What has all that got to do with a moon made of cheese?

Almost offhandedly, during his talk, Professor Thimbleby spoke of the certainty with which we know the moon isn’t made of cheese. He compared this scientific certainty to the world of storytelling, where we can still indulge that fantasy.

Even without visiting the moon, we can tell it isn’t made of cheese because of its albedo – the fraction of solar energy which it reflects back into space.

Different materials have different reflectivity: for example, ice and snow have a high albedo and cause most of the sunlight hitting them to reflect back into space.

We can work out the albedo of cheese and observe the brightness of the moon to confirm that it is, sadly, not made from dairy products.

But – but but but – what if the moon were made of cheese? How could we indulge that fantasy while maintaining the rigour of critical and scientific thinking?

Do we need to imagine a cheese-moon which is the same size or the same mass?

If the latter, the moon would have to be a lot larger. Nocturnal animals and the science of astronomy would be affected by the larger moon in our sky, with its much higher albedo.

What’s more, a moon sized piece of cheese would be denser and hotter at its centre owing to gravitational compression.

Would there be volcanos of molten cheese? At extreme high pressures, does cheese maintain its integrity, or break down into its component parts?
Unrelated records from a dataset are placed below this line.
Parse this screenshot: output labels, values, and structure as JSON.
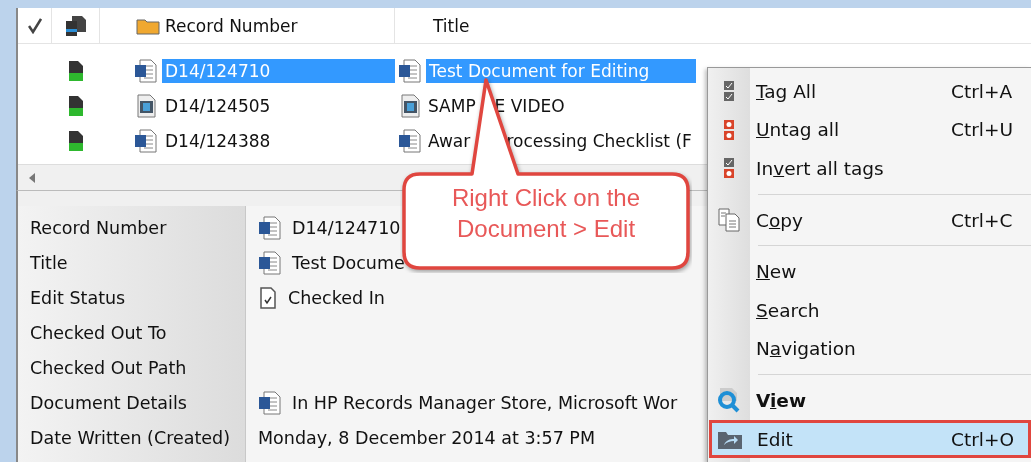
{
  "list": {
    "columns": [
      {
        "kind": "tag"
      },
      {
        "kind": "status"
      },
      {
        "kind": "record",
        "label": "Record Number"
      },
      {
        "kind": "title",
        "label": "Title"
      }
    ],
    "rows": [
      {
        "kind": "word",
        "record_number": "D14/124710",
        "title_parts": [
          "Test Document for Editing"
        ],
        "selected": true
      },
      {
        "kind": "video",
        "record_number": "D14/124505",
        "title_parts": [
          "SAMP",
          "E VIDEO"
        ],
        "selected": false
      },
      {
        "kind": "word",
        "record_number": "D14/124388",
        "title_parts": [
          "Awar",
          "rocessing Checklist (F"
        ],
        "selected": false
      }
    ]
  },
  "details": [
    {
      "kind": "document",
      "label": "Record Number",
      "value": "D14/124710"
    },
    {
      "kind": "document",
      "label": "Title",
      "value": "Test Docume"
    },
    {
      "kind": "status",
      "label": "Edit Status",
      "value": "Checked In"
    },
    {
      "label": "Checked Out To"
    },
    {
      "label": "Checked Out Path"
    },
    {
      "kind": "document",
      "label": "Document Details",
      "value": "In HP Records Manager Store, Microsoft Wor"
    },
    {
      "kind": "text",
      "label": "Date Written (Created)",
      "value": "Monday, 8 December 2014 at 3:57 PM"
    }
  ],
  "context_menu": [
    {
      "kind": "item",
      "key": "T",
      "post": "ag All",
      "shortcut": "Ctrl+A",
      "default": false,
      "selected": false
    },
    {
      "kind": "item",
      "key": "U",
      "post": "ntag all",
      "shortcut": "Ctrl+U",
      "default": false,
      "selected": false
    },
    {
      "kind": "item",
      "pre": "In",
      "key": "v",
      "post": "ert all tags",
      "default": false,
      "selected": false
    },
    {
      "kind": "separator"
    },
    {
      "kind": "item",
      "pre": "C",
      "key": "o",
      "post": "py",
      "shortcut": "Ctrl+C",
      "default": false,
      "selected": false
    },
    {
      "kind": "separator"
    },
    {
      "kind": "item",
      "key": "N",
      "post": "ew",
      "default": false,
      "selected": false
    },
    {
      "kind": "item",
      "key": "S",
      "post": "earch",
      "default": false,
      "selected": false
    },
    {
      "kind": "item",
      "pre": "N",
      "key": "a",
      "post": "vigation",
      "default": false,
      "selected": false
    },
    {
      "kind": "separator"
    },
    {
      "kind": "item",
      "pre": "V",
      "key": "i",
      "post": "ew",
      "default": true,
      "selected": false
    },
    {
      "kind": "item",
      "pre": "Edit",
      "shortcut": "Ctrl+O",
      "default": false,
      "selected": true
    }
  ],
  "callout": {
    "lines": [
      "Right Click on the",
      "Document > Edit"
    ]
  }
}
Would the massive internal pressure cause it to explode?

I love that scientists can begin to explore these hypothetical situations without even having to leave the comfort of their armchair – or in our case, the post-march pub.

I love that there is a happy borderland where science and science fiction meet, and valuably so – because they are, ultimately, both spaces of wonder.
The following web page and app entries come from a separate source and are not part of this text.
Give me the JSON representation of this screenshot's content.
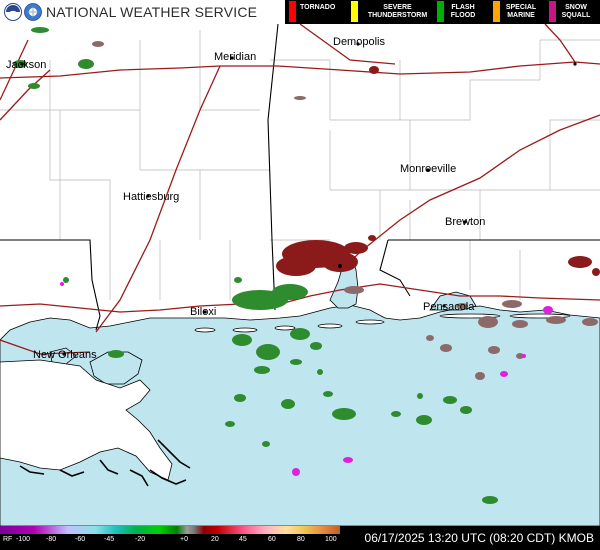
{
  "header": {
    "title": "NATIONAL WEATHER SERVICE",
    "logo_icon": "noaa-logo-icon",
    "logo2_icon": "nws-logo-icon"
  },
  "legend": {
    "items": [
      {
        "label": "TORNADO",
        "color": "#ff0000"
      },
      {
        "label": "SEVERE THUNDERSTORM",
        "color": "#ffff00"
      },
      {
        "label": "FLASH FLOOD",
        "color": "#00b000"
      },
      {
        "label": "SPECIAL MARINE",
        "color": "#ffa500"
      },
      {
        "label": "SNOW SQUALL",
        "color": "#c71585"
      }
    ]
  },
  "map": {
    "cities": [
      "Jackson",
      "Meridian",
      "Demopolis",
      "Hattiesburg",
      "Monroeville",
      "Brewton",
      "Biloxi",
      "New Orleans",
      "Pensacola"
    ],
    "water_color": "#bfe6ef",
    "land_color": "#ffffff"
  },
  "scale": {
    "label": "RF",
    "ticks": [
      "-100",
      "-80",
      "-60",
      "-45",
      "-20",
      "+0",
      "20",
      "45",
      "60",
      "80",
      "100"
    ]
  },
  "footer": {
    "timestamp": "06/17/2025 13:20 UTC (08:20 CDT)",
    "station": "KMOB"
  }
}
Professor Thimbleby made his cheesy digression and showed the value of thinking carefully and critically, reasoning from available evidence – but his work also demonstrates that you could save lives just by paying close attention to technology and human interaction.
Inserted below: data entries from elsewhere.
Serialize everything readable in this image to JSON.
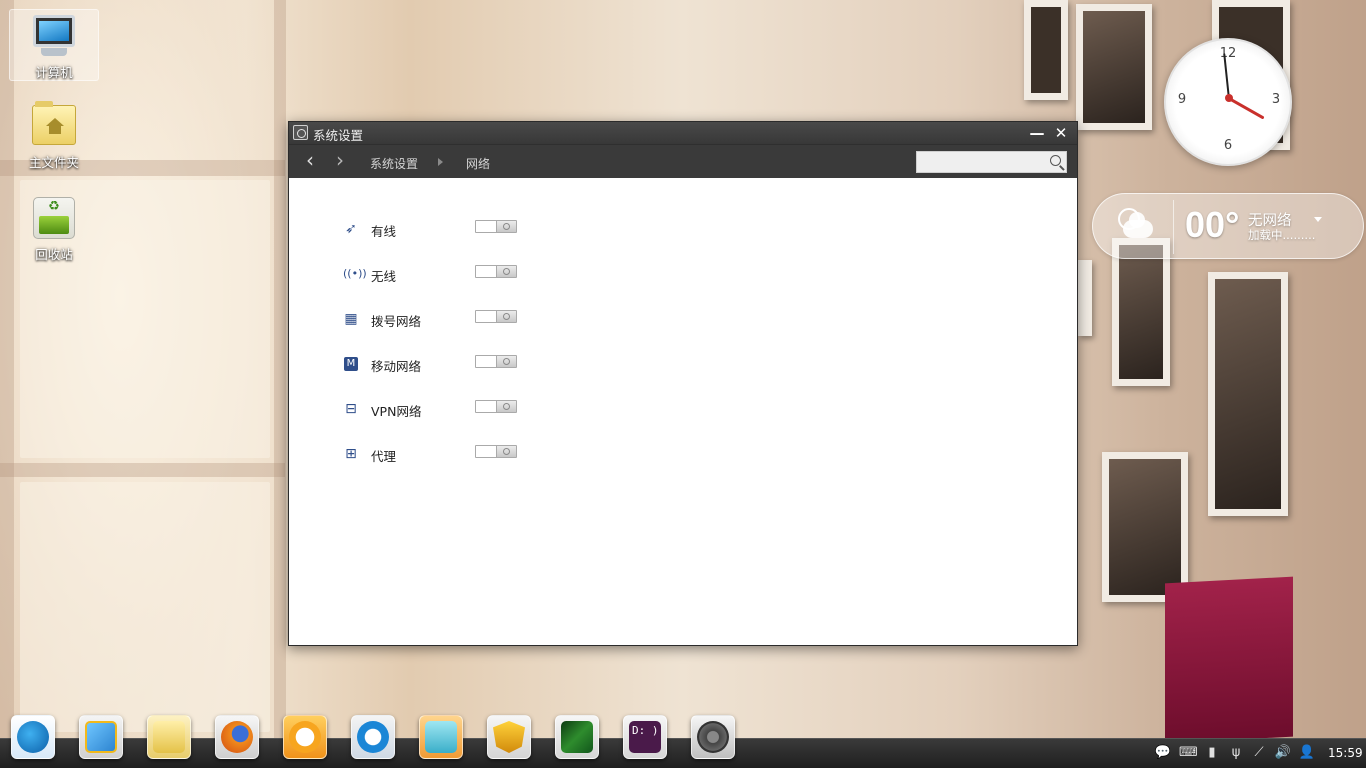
{
  "desktop": {
    "icons": [
      {
        "label": "计算机"
      },
      {
        "label": "主文件夹"
      },
      {
        "label": "回收站"
      }
    ]
  },
  "window": {
    "title": "系统设置",
    "breadcrumb": [
      "系统设置",
      "网络"
    ],
    "search": {
      "value": "",
      "placeholder": ""
    },
    "network_items": [
      {
        "label": "有线",
        "icon": "wired-icon",
        "enabled": false
      },
      {
        "label": "无线",
        "icon": "wireless-icon",
        "enabled": false
      },
      {
        "label": "拨号网络",
        "icon": "dialup-icon",
        "enabled": false
      },
      {
        "label": "移动网络",
        "icon": "mobile-network-icon",
        "enabled": false
      },
      {
        "label": "VPN网络",
        "icon": "vpn-icon",
        "enabled": false
      },
      {
        "label": "代理",
        "icon": "proxy-icon",
        "enabled": false
      }
    ]
  },
  "clock": {
    "numerals": [
      "12",
      "3",
      "6",
      "9"
    ],
    "hour": 3,
    "minute": 59
  },
  "weather": {
    "temperature": "00°",
    "city": "无网络",
    "status": "加载中........."
  },
  "dock": {
    "apps": [
      "deepin-launcher",
      "desktop-manager",
      "file-manager",
      "firefox",
      "music-player",
      "deepin-store",
      "gift-bag",
      "game-center",
      "image-viewer",
      "terminal",
      "system-settings"
    ],
    "terminal_glyph": "D: )"
  },
  "tray": {
    "time": "15:59"
  },
  "colors": {
    "accent": "#2f4e8a",
    "titlebar": "#3a3a3a",
    "shelf": "#a2224a"
  }
}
He didn’t need to be in the ward to come up with a way to avoid deaths from drug miscalculation, and he didn’t need to land on the moon to work out what it was made of.

How cool is that? Read more